The calling of the disciples ("disciple" means student) who were then trained to be apostles ("apostle" means someone sent with some authority of the one who sent them i.e. an ambassador) was the next order of business (see also The Salvation Stock Market).
"1:35 Again the next day after John stood, and two of his disciples; 1:36 And looking upon Jesus as he walked, he saith, Behold the Lamb of God!
The first-called of the Twelve were fisherman of the Sea of Galilee. Why? See the Fact Finder question below.
"1:43 The day following Jesus would go forth into Galilee, and findeth Philip, and saith unto him, Follow me.
Fact Finder: Could the first-called to be apostles have been carpenters, instead of fishermen? What did location have to do with the choosing of the Twelve?
This Day In History, May 11
330: Constantinople became the new capital of the Roman Empire.

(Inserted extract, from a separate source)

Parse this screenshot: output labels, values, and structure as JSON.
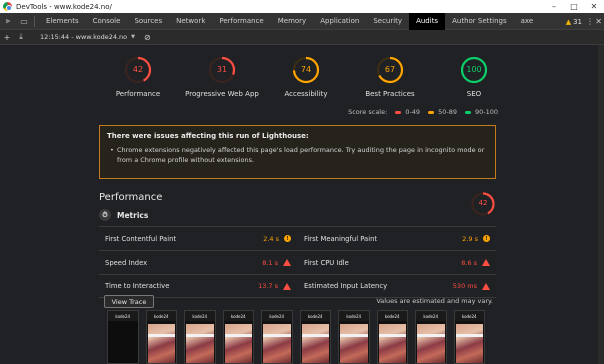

Named after the Emperor Constantine, it was built over the ancient city of Byzantium. Constantine was the creator of the antichrist Church of Rome (and hence of its subsequent "protestant daughters" who rejected the Pope's leadership, but not his doctrines; see Antichristians) as the official state religion of his empire (see Constantine's Crusades In History And Prophecy and A History Of Jerusalem: Constantine and Muhammad). Constantine was also the creator of "Sun Day" (see Why Observe The True Sabbath?).
1310: In France, fifty-four members of the Knights Templar were burned at the stake as heretics.

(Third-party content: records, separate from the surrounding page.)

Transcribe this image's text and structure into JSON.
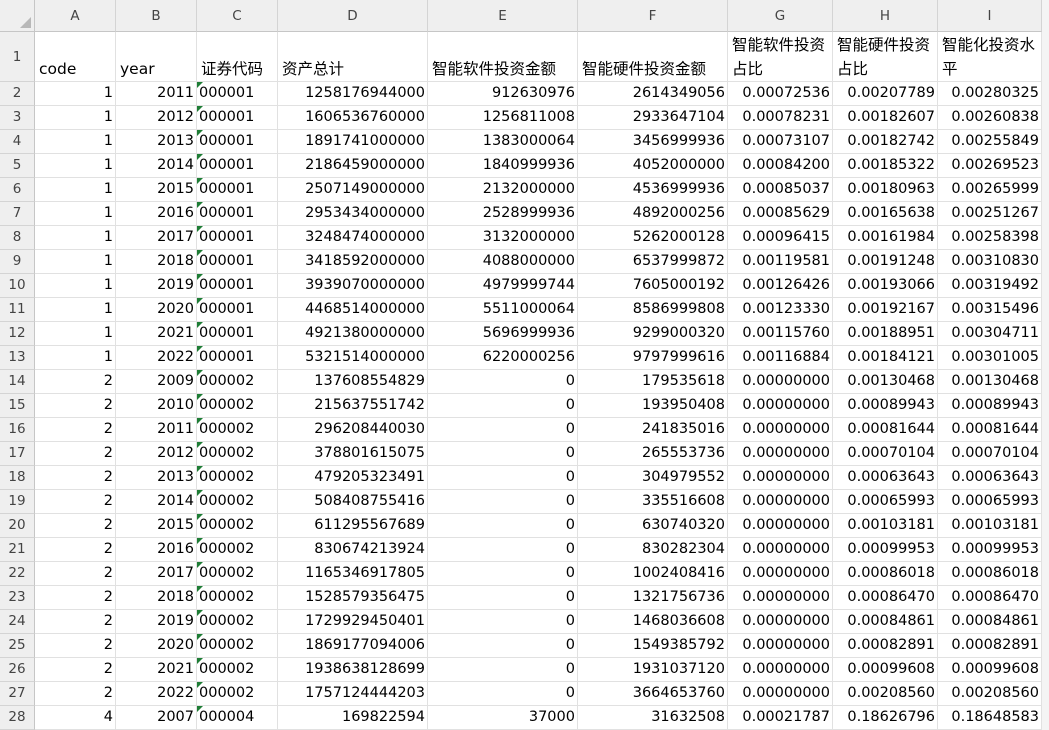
{
  "columns": [
    "A",
    "B",
    "C",
    "D",
    "E",
    "F",
    "G",
    "H",
    "I"
  ],
  "header_row": {
    "row_label": "1",
    "cells": [
      "code",
      "year",
      "证券代码",
      "资产总计",
      "智能软件投资金额",
      "智能硬件投资金额",
      "智能软件投资占比",
      "智能硬件投资占比",
      "智能化投资水平"
    ]
  },
  "rows": [
    {
      "row": "2",
      "code": "1",
      "year": "2011",
      "stock": "000001",
      "assets": "1258176944000",
      "soft_amt": "912630976",
      "hard_amt": "2614349056",
      "soft_ratio": "0.00072536",
      "hard_ratio": "0.00207789",
      "level": "0.00280325"
    },
    {
      "row": "3",
      "code": "1",
      "year": "2012",
      "stock": "000001",
      "assets": "1606536760000",
      "soft_amt": "1256811008",
      "hard_amt": "2933647104",
      "soft_ratio": "0.00078231",
      "hard_ratio": "0.00182607",
      "level": "0.00260838"
    },
    {
      "row": "4",
      "code": "1",
      "year": "2013",
      "stock": "000001",
      "assets": "1891741000000",
      "soft_amt": "1383000064",
      "hard_amt": "3456999936",
      "soft_ratio": "0.00073107",
      "hard_ratio": "0.00182742",
      "level": "0.00255849"
    },
    {
      "row": "5",
      "code": "1",
      "year": "2014",
      "stock": "000001",
      "assets": "2186459000000",
      "soft_amt": "1840999936",
      "hard_amt": "4052000000",
      "soft_ratio": "0.00084200",
      "hard_ratio": "0.00185322",
      "level": "0.00269523"
    },
    {
      "row": "6",
      "code": "1",
      "year": "2015",
      "stock": "000001",
      "assets": "2507149000000",
      "soft_amt": "2132000000",
      "hard_amt": "4536999936",
      "soft_ratio": "0.00085037",
      "hard_ratio": "0.00180963",
      "level": "0.00265999"
    },
    {
      "row": "7",
      "code": "1",
      "year": "2016",
      "stock": "000001",
      "assets": "2953434000000",
      "soft_amt": "2528999936",
      "hard_amt": "4892000256",
      "soft_ratio": "0.00085629",
      "hard_ratio": "0.00165638",
      "level": "0.00251267"
    },
    {
      "row": "8",
      "code": "1",
      "year": "2017",
      "stock": "000001",
      "assets": "3248474000000",
      "soft_amt": "3132000000",
      "hard_amt": "5262000128",
      "soft_ratio": "0.00096415",
      "hard_ratio": "0.00161984",
      "level": "0.00258398"
    },
    {
      "row": "9",
      "code": "1",
      "year": "2018",
      "stock": "000001",
      "assets": "3418592000000",
      "soft_amt": "4088000000",
      "hard_amt": "6537999872",
      "soft_ratio": "0.00119581",
      "hard_ratio": "0.00191248",
      "level": "0.00310830"
    },
    {
      "row": "10",
      "code": "1",
      "year": "2019",
      "stock": "000001",
      "assets": "3939070000000",
      "soft_amt": "4979999744",
      "hard_amt": "7605000192",
      "soft_ratio": "0.00126426",
      "hard_ratio": "0.00193066",
      "level": "0.00319492"
    },
    {
      "row": "11",
      "code": "1",
      "year": "2020",
      "stock": "000001",
      "assets": "4468514000000",
      "soft_amt": "5511000064",
      "hard_amt": "8586999808",
      "soft_ratio": "0.00123330",
      "hard_ratio": "0.00192167",
      "level": "0.00315496"
    },
    {
      "row": "12",
      "code": "1",
      "year": "2021",
      "stock": "000001",
      "assets": "4921380000000",
      "soft_amt": "5696999936",
      "hard_amt": "9299000320",
      "soft_ratio": "0.00115760",
      "hard_ratio": "0.00188951",
      "level": "0.00304711"
    },
    {
      "row": "13",
      "code": "1",
      "year": "2022",
      "stock": "000001",
      "assets": "5321514000000",
      "soft_amt": "6220000256",
      "hard_amt": "9797999616",
      "soft_ratio": "0.00116884",
      "hard_ratio": "0.00184121",
      "level": "0.00301005"
    },
    {
      "row": "14",
      "code": "2",
      "year": "2009",
      "stock": "000002",
      "assets": "137608554829",
      "soft_amt": "0",
      "hard_amt": "179535618",
      "soft_ratio": "0.00000000",
      "hard_ratio": "0.00130468",
      "level": "0.00130468"
    },
    {
      "row": "15",
      "code": "2",
      "year": "2010",
      "stock": "000002",
      "assets": "215637551742",
      "soft_amt": "0",
      "hard_amt": "193950408",
      "soft_ratio": "0.00000000",
      "hard_ratio": "0.00089943",
      "level": "0.00089943"
    },
    {
      "row": "16",
      "code": "2",
      "year": "2011",
      "stock": "000002",
      "assets": "296208440030",
      "soft_amt": "0",
      "hard_amt": "241835016",
      "soft_ratio": "0.00000000",
      "hard_ratio": "0.00081644",
      "level": "0.00081644"
    },
    {
      "row": "17",
      "code": "2",
      "year": "2012",
      "stock": "000002",
      "assets": "378801615075",
      "soft_amt": "0",
      "hard_amt": "265553736",
      "soft_ratio": "0.00000000",
      "hard_ratio": "0.00070104",
      "level": "0.00070104"
    },
    {
      "row": "18",
      "code": "2",
      "year": "2013",
      "stock": "000002",
      "assets": "479205323491",
      "soft_amt": "0",
      "hard_amt": "304979552",
      "soft_ratio": "0.00000000",
      "hard_ratio": "0.00063643",
      "level": "0.00063643"
    },
    {
      "row": "19",
      "code": "2",
      "year": "2014",
      "stock": "000002",
      "assets": "508408755416",
      "soft_amt": "0",
      "hard_amt": "335516608",
      "soft_ratio": "0.00000000",
      "hard_ratio": "0.00065993",
      "level": "0.00065993"
    },
    {
      "row": "20",
      "code": "2",
      "year": "2015",
      "stock": "000002",
      "assets": "611295567689",
      "soft_amt": "0",
      "hard_amt": "630740320",
      "soft_ratio": "0.00000000",
      "hard_ratio": "0.00103181",
      "level": "0.00103181"
    },
    {
      "row": "21",
      "code": "2",
      "year": "2016",
      "stock": "000002",
      "assets": "830674213924",
      "soft_amt": "0",
      "hard_amt": "830282304",
      "soft_ratio": "0.00000000",
      "hard_ratio": "0.00099953",
      "level": "0.00099953"
    },
    {
      "row": "22",
      "code": "2",
      "year": "2017",
      "stock": "000002",
      "assets": "1165346917805",
      "soft_amt": "0",
      "hard_amt": "1002408416",
      "soft_ratio": "0.00000000",
      "hard_ratio": "0.00086018",
      "level": "0.00086018"
    },
    {
      "row": "23",
      "code": "2",
      "year": "2018",
      "stock": "000002",
      "assets": "1528579356475",
      "soft_amt": "0",
      "hard_amt": "1321756736",
      "soft_ratio": "0.00000000",
      "hard_ratio": "0.00086470",
      "level": "0.00086470"
    },
    {
      "row": "24",
      "code": "2",
      "year": "2019",
      "stock": "000002",
      "assets": "1729929450401",
      "soft_amt": "0",
      "hard_amt": "1468036608",
      "soft_ratio": "0.00000000",
      "hard_ratio": "0.00084861",
      "level": "0.00084861"
    },
    {
      "row": "25",
      "code": "2",
      "year": "2020",
      "stock": "000002",
      "assets": "1869177094006",
      "soft_amt": "0",
      "hard_amt": "1549385792",
      "soft_ratio": "0.00000000",
      "hard_ratio": "0.00082891",
      "level": "0.00082891"
    },
    {
      "row": "26",
      "code": "2",
      "year": "2021",
      "stock": "000002",
      "assets": "1938638128699",
      "soft_amt": "0",
      "hard_amt": "1931037120",
      "soft_ratio": "0.00000000",
      "hard_ratio": "0.00099608",
      "level": "0.00099608"
    },
    {
      "row": "27",
      "code": "2",
      "year": "2022",
      "stock": "000002",
      "assets": "1757124444203",
      "soft_amt": "0",
      "hard_amt": "3664653760",
      "soft_ratio": "0.00000000",
      "hard_ratio": "0.00208560",
      "level": "0.00208560"
    },
    {
      "row": "28",
      "code": "4",
      "year": "2007",
      "stock": "000004",
      "assets": "169822594",
      "soft_amt": "37000",
      "hard_amt": "31632508",
      "soft_ratio": "0.00021787",
      "hard_ratio": "0.18626796",
      "level": "0.18648583"
    }
  ],
  "colors": {
    "header_bg": "#efefef",
    "gridline": "#e1e1e1",
    "text_flag": "#1e7d35"
  }
}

1502: Christopher Columbus set out on his fourth and final voyage to the West Indies. The "America" that Columbus discovered for Spain was in the Caribbean Sea, where all four of his voyages took place. After the Vikings who actually landed on continental North America about 500 years before Columbus was even born, what became Canada and the U.S.A. were created by the Netherlands, England and France, far north of where Columbus ever explored.
1573: Henry of Anjou became the first elected king of Poland.
1647: Dutch colonial administrator Peter Stuyvesant arrived in New Amsterdam (today known as New York City) to become governor of New Netherlands (which later became New England).
1690: In the first major engagement of King William's War, British troops from Massachusetts in "New England" seized Port Royal in Acadia (Nova Scotia and New Brunswick) from the French, with the objective of taking "New France" (i.e. most of what later became eastern Canada).
1745: The Battle of Fontenoy in Belgium. The French under Maurice de Saxe fought the British and allies under the duke of Cumberland during The War of The Spanish Succession.
1792: The Columbia River was "discovered" (the native people of America already knew it for centuries) by Captain Robert Gray.
1812: British Prime Inter Spencer Perceval was shot by a bankrupt banker in the lobby of the House of Commons.
1820: HMS Beagle was launched. One of 100 "Cherokee-class" 10-gun brig-sloops of the Britain's Royal Navy, it became the vessel that took Charles Darwin on his scientific voyage (see also Rescuing Charles Darwin From The Atheists).
1866: Confederate President Jefferson Davis was released after spending two years in prison for his role in the U.S. Civil War.
1871: In the Swan Hotel at Frankfurt-am-Main, German Chancellor Otto von Bismarck signed the agreement transferring all of Alsace and much of Lorraine from France to Germany.
1885: The final and bloodiest battle of the Riel Rebellion in Canada. General Frederick Middleton defeated the Metis rebels at the Battle of Batoche in Saskatchewan.
1916: Albert Einstein's Theory of General Relativity was published (see Einstein's Holy Spirit Formula).
1924: Mercedes-Benz was formed by Gottlieb Daimler and Karl Benz by merging their two companies.
1960: Israeli agents captured Nazi fugitive Adolf Eichmann (see Presidential Quotes On War, Terrorism, Religion) in Buenos Aires and returned him to Israel for trial. He was found guilty and executed.
1998: France became the first EU country to produce the new European currency when its mint struck the first Euro coins (see The Holy Roman Empire Of The German Nation).